- **Your goal**:
For each line in the data that includes "group", make a copy.

- **Data**:

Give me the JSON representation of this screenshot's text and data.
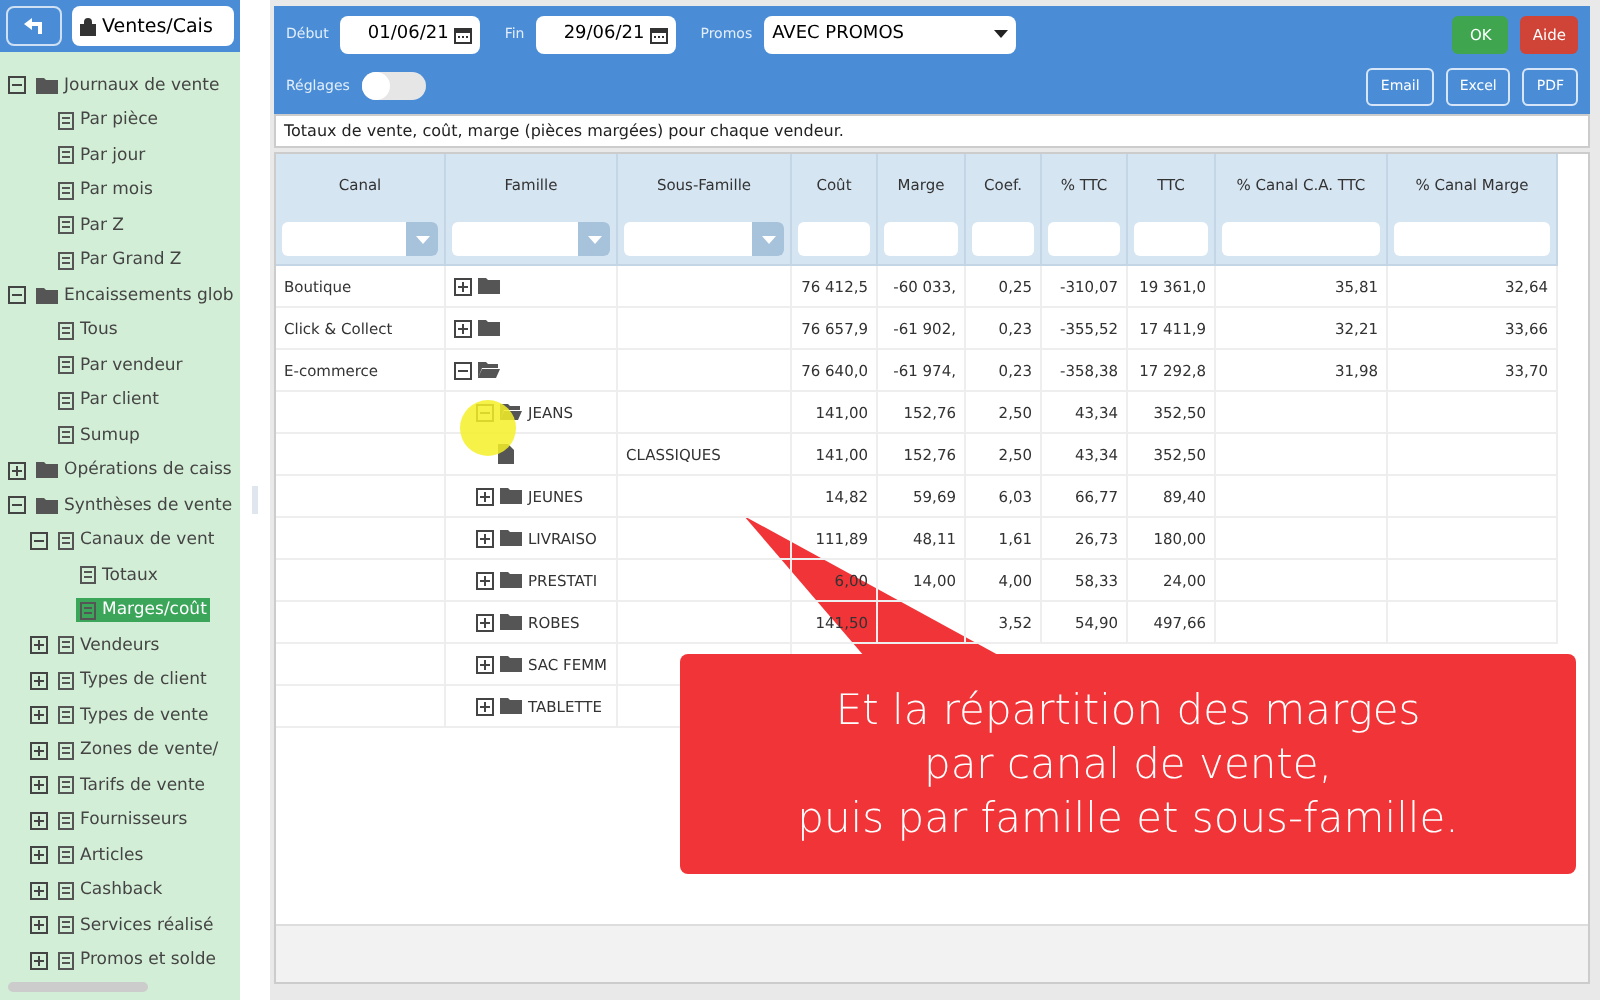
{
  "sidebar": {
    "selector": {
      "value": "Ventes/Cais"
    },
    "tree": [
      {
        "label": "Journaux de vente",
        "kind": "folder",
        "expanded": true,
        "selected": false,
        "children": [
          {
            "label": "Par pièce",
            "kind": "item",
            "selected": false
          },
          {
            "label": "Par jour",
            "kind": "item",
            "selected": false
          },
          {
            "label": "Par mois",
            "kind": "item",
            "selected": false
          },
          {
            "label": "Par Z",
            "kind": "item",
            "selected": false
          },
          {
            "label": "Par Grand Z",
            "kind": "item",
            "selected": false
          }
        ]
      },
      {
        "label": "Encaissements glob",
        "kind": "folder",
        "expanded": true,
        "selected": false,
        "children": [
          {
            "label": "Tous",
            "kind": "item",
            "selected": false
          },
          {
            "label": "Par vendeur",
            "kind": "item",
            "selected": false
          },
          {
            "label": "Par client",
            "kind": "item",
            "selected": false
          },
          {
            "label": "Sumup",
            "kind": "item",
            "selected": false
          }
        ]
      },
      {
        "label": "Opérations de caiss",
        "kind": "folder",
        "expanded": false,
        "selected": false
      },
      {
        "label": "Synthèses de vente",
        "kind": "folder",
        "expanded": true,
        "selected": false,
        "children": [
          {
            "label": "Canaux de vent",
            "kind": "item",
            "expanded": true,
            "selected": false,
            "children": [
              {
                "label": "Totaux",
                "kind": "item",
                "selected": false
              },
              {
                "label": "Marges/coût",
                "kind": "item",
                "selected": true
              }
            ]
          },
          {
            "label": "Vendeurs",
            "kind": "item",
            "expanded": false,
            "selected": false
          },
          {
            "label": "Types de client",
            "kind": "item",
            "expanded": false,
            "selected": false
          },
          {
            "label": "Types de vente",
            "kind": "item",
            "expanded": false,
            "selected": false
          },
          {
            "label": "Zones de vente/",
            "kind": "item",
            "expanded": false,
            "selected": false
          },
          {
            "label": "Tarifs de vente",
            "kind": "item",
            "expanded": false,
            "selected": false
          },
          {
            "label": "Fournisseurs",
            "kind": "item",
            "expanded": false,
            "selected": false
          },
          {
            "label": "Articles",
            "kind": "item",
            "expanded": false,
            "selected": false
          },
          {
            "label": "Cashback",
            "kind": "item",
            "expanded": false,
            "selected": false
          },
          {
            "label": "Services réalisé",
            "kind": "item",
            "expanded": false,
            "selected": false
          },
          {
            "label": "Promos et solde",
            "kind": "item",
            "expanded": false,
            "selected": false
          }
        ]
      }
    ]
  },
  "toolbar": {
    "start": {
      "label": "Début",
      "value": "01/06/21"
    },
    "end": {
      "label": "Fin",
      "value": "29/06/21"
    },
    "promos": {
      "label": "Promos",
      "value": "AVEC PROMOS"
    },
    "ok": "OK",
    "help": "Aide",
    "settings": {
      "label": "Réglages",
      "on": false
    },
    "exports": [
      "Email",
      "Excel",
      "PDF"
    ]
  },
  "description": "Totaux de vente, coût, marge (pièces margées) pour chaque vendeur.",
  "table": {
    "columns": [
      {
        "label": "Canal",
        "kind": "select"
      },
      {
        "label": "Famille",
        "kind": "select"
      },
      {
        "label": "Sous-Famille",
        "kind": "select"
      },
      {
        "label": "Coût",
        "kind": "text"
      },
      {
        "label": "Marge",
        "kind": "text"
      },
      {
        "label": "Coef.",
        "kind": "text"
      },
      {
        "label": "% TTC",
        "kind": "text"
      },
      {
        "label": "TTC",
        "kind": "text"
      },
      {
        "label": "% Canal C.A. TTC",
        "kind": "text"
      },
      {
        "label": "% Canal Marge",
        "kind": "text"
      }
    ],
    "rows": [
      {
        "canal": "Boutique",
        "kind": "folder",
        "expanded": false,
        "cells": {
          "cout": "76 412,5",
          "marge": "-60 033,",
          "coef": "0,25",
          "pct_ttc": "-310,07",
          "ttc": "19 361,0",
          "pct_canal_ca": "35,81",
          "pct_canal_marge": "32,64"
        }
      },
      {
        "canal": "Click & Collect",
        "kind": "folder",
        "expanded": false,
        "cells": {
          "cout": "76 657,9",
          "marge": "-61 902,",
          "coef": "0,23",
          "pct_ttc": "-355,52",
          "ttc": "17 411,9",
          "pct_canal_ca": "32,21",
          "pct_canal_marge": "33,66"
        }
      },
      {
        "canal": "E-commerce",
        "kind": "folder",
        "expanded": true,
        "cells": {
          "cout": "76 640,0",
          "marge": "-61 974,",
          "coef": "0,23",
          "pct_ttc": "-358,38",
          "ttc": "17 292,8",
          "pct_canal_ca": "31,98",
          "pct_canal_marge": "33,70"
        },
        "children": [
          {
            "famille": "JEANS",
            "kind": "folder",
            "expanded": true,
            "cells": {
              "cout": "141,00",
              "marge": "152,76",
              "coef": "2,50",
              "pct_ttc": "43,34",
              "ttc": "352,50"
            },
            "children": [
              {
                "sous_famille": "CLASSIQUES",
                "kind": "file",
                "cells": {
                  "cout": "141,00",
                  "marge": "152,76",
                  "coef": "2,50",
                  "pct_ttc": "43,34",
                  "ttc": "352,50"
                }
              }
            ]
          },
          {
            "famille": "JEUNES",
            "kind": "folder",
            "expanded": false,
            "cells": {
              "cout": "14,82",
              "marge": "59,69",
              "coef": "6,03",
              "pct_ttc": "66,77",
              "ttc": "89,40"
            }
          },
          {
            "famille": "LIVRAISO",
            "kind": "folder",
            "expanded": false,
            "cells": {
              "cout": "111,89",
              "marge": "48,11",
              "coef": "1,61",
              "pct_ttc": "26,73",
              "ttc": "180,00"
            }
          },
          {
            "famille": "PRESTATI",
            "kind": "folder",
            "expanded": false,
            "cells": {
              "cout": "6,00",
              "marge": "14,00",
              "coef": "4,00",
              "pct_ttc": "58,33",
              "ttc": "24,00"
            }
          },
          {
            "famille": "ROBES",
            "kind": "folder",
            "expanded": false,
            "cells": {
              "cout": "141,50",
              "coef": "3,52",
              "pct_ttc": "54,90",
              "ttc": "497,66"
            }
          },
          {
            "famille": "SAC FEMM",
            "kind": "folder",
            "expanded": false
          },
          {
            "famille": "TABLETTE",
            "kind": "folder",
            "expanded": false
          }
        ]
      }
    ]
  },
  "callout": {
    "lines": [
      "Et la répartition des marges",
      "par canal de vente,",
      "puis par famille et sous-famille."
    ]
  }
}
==
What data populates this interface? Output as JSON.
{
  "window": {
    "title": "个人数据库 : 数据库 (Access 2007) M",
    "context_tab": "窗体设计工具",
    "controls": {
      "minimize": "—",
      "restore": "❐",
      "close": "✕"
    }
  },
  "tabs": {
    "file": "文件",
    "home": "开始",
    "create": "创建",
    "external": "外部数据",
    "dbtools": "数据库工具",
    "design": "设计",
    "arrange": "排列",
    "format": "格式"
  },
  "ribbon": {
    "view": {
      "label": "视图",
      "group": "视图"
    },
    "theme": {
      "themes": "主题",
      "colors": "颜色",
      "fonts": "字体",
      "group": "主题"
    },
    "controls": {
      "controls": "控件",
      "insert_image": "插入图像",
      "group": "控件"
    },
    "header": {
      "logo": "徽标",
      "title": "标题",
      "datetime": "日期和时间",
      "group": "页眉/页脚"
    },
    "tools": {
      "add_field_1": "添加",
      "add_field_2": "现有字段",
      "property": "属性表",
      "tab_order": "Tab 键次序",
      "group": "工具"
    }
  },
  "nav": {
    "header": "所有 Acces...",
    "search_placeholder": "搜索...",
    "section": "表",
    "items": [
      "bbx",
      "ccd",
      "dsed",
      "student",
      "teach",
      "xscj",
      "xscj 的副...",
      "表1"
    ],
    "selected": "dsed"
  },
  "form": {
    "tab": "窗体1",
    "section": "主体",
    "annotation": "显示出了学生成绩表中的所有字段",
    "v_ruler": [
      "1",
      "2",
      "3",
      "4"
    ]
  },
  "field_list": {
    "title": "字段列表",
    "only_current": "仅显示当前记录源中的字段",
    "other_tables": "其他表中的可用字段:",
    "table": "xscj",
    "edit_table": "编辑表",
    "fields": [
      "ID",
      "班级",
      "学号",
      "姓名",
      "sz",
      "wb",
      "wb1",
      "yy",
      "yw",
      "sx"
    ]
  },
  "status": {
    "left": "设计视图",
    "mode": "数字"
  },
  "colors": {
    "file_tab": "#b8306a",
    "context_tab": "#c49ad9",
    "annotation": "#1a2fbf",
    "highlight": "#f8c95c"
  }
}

- **Answer box**:
      "group": "视图"
      "group": "主题"
      "group": "控件"
      "group": "页眉/页脚"
      "group": "工具"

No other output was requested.